You may already track food, exercise and sleep. But, what about sun exposure or mood fluctuations? Fitness trackers can help us take a truly holistic approach to health. “Imagine how powerful it would be to log how often you feel fatigued, bloated, stressed, depressed, anxious, happy or hopeful,” says endocrinologist Dr Minisha Sood. “By keeping track of your moods as well as your physiological data, you’ll be able to make connections that might have previously gone unnoticed. This can help you make better health decisions.”
But are there downsides to our health trackers?
There can, though, be a downside. “Monitoring your food intake can be positive,” says Bari. “However, tracking specific calories and macronutrients when dieting can quickly become obsessive. Focusing too much on the numbers, rather than how you feel? Then potentially step back from the app.”
Dr Arghya agrees. “If someone has a specific obsession, then tracking may increase this.

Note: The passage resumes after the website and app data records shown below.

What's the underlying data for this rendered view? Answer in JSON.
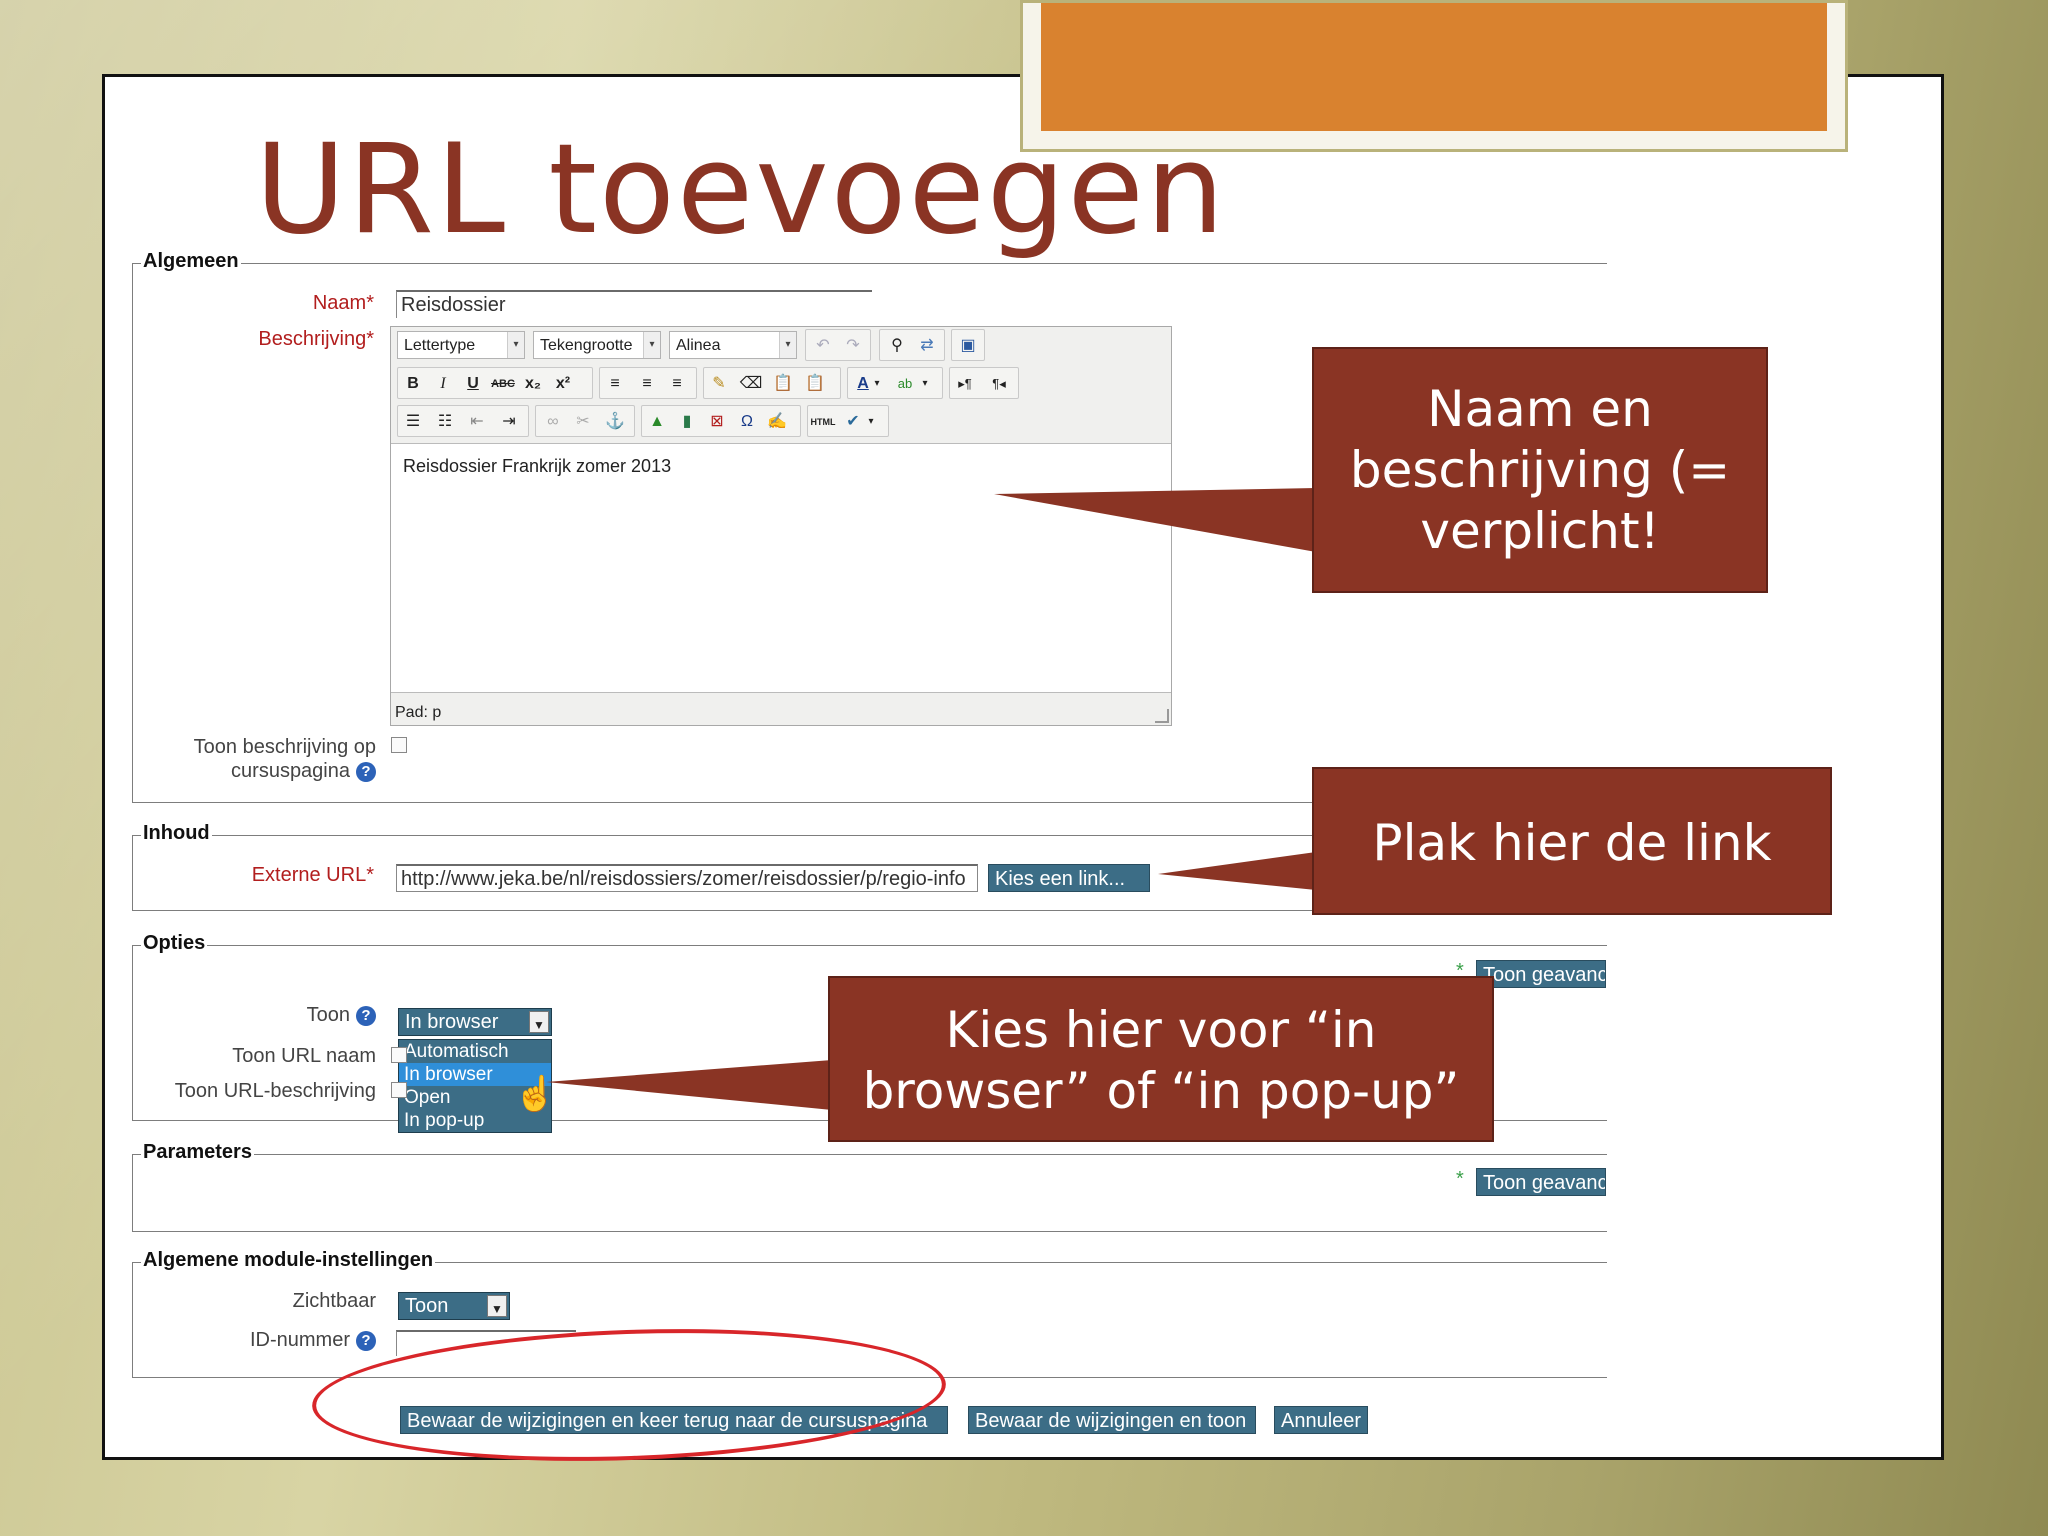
{
  "slide_title": "URL toevoegen",
  "sections": {
    "general": "Algemeen",
    "content": "Inhoud",
    "options": "Opties",
    "parameters": "Parameters",
    "module_settings": "Algemene module-instellingen"
  },
  "form": {
    "name_label": "Naam",
    "name_value": "Reisdossier",
    "description_label": "Beschrijving",
    "required_mark": "*",
    "show_desc_label_1": "Toon beschrijving op",
    "show_desc_label_2": "cursuspagina",
    "external_url_label": "Externe URL",
    "external_url_value": "http://www.jeka.be/nl/reisdossiers/zomer/reisdossier/p/regio-info",
    "choose_link_button": "Kies een link...",
    "show_advanced": "Toon geavanceerd",
    "display_label": "Toon",
    "display_selected": "In browser",
    "display_options": [
      "Automatisch",
      "In browser",
      "Open",
      "In pop-up"
    ],
    "show_url_name_label": "Toon URL naam",
    "show_url_desc_label": "Toon URL-beschrijving",
    "visible_label": "Zichtbaar",
    "visible_value": "Toon",
    "id_number_label": "ID-nummer",
    "help_glyph": "?"
  },
  "editor": {
    "font_select": "Lettertype",
    "size_select": "Tekengrootte",
    "format_select": "Alinea",
    "content": "Reisdossier Frankrijk zomer 2013",
    "path": "Pad: p"
  },
  "buttons": {
    "save_return": "Bewaar de wijzigingen en keer terug naar de cursuspagina",
    "save_display": "Bewaar de wijzigingen en toon",
    "cancel": "Annuleer"
  },
  "callouts": {
    "name_desc": [
      "Naam en",
      "beschrijving (=",
      "verplicht!"
    ],
    "paste_link": "Plak hier de link",
    "choose_display": [
      "Kies hier voor “in",
      "browser” of “in pop-up”"
    ]
  },
  "colors": {
    "title": "#8a3424",
    "callout": "#8a3424",
    "accent_orange": "#d9822f",
    "button": "#3c6d86",
    "required": "#b21e1e",
    "highlight_oval": "#d8262a"
  }
}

Ideally, the data should be used alongside advice from as a doctor, fitness instructor or nurse on how to interpret the stats,” he says.
Sharing success within an app-driven community is encouraging. However, healthy competitiveness can turn into feelings of inadequacy, warns life coach Lucy Sheridan. “Data can distort what’s considered ‘normal’, because we don’t get a view on the context. If we do not handle these apps carefully, we can get into a cycle of not-enough-ness. This is where our individual progress feels insignificant in comparison with others. We get caught up in measuring what we are not doing, rather than what we are achieving,” she says.
How can we sensibly track our health then?
“Checking in regularly to see how these trackers make you feel is key,” says Bari. “If the data is having a negative impact on your mood, re-evaluate how you use this technology.” Lucy suggests defining your own goals before you log on. “This will stop you from going off track no matter what you see others reporting,” she says. “And we need to focus on our offline progress – the apps should work for us, not the other way round!”
It may be that we need the occasional data detox. On a recent holiday, Susie, 52, left her wearable at home. “Apart from some slow strolls along the beach, my step count was abysmal. I was mostly asleep on a lounger, so why make myself feel guilty by tracking that?” she says. Which is the ideal attitude!